    You should indicate whether versions after the last are fixed, or just not tested. That way you can distinguish between, "I'm continuing to patch this machine that has not been upgraded yet" and "I'm not patching this current machine" and "Check whether this monkeypatch is still needed now!"

    Of course once you put these two pieces of functionality together, then you suddenly want a different module. Now the module you want would have different patches for different ranges of versions. There are many possible APIs for this. I'd personally lean towards having a bunch of chunks of code in DATA which are separated by something indicating which range of versions gets that monkeypatch. But use your imagination, you might find something else clearer and cleaner than that.
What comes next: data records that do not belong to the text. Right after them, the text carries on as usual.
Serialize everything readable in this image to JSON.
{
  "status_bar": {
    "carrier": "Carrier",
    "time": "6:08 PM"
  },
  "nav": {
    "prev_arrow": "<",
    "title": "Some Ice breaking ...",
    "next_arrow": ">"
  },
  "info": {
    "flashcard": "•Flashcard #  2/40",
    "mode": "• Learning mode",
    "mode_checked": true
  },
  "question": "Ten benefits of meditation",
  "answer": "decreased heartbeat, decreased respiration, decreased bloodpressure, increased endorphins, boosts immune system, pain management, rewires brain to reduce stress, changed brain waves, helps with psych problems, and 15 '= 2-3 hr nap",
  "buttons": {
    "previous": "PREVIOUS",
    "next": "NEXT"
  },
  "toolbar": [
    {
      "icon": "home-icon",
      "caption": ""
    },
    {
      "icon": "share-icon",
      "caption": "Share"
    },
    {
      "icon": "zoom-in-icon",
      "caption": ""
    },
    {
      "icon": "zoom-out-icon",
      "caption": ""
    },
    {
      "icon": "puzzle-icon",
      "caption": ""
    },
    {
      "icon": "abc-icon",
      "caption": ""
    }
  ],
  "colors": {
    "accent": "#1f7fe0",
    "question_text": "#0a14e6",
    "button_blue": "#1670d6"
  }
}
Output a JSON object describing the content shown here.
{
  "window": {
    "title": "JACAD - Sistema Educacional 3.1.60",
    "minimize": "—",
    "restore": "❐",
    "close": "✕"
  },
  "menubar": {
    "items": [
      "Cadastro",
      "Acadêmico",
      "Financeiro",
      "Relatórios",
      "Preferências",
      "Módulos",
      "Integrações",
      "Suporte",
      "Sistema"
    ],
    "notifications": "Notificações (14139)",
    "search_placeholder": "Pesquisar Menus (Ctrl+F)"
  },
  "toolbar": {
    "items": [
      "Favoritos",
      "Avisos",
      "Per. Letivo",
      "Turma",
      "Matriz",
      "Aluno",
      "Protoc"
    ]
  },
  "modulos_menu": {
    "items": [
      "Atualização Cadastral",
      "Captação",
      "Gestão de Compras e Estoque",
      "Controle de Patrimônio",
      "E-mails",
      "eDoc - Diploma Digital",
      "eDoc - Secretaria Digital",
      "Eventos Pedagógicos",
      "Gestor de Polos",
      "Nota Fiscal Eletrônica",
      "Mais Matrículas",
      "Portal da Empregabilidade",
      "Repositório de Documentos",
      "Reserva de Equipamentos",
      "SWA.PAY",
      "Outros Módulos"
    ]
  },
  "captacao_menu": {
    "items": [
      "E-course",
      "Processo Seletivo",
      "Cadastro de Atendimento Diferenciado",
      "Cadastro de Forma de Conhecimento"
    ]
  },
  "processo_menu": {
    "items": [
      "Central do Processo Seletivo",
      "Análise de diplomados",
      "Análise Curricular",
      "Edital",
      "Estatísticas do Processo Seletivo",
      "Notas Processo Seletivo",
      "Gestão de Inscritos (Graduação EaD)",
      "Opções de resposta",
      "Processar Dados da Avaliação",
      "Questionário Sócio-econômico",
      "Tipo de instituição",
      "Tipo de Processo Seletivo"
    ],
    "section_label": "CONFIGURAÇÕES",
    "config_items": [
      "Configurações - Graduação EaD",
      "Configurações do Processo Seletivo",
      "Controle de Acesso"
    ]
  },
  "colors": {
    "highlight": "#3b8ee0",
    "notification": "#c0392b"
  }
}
    If you take this advice then I'd suggest calling the module that enables it MonkeyPatch. So it could look something like this for something that will patch versions 1.24-1.26 and would die on version 1.27:

    package HTTP::Request::Common;
    use MonkeyPatch;

    1;

    __END__

    #####PATCH: 1.24 - 1.26 : die

    sub DELETE { _simple_req('DELETE' , @_); }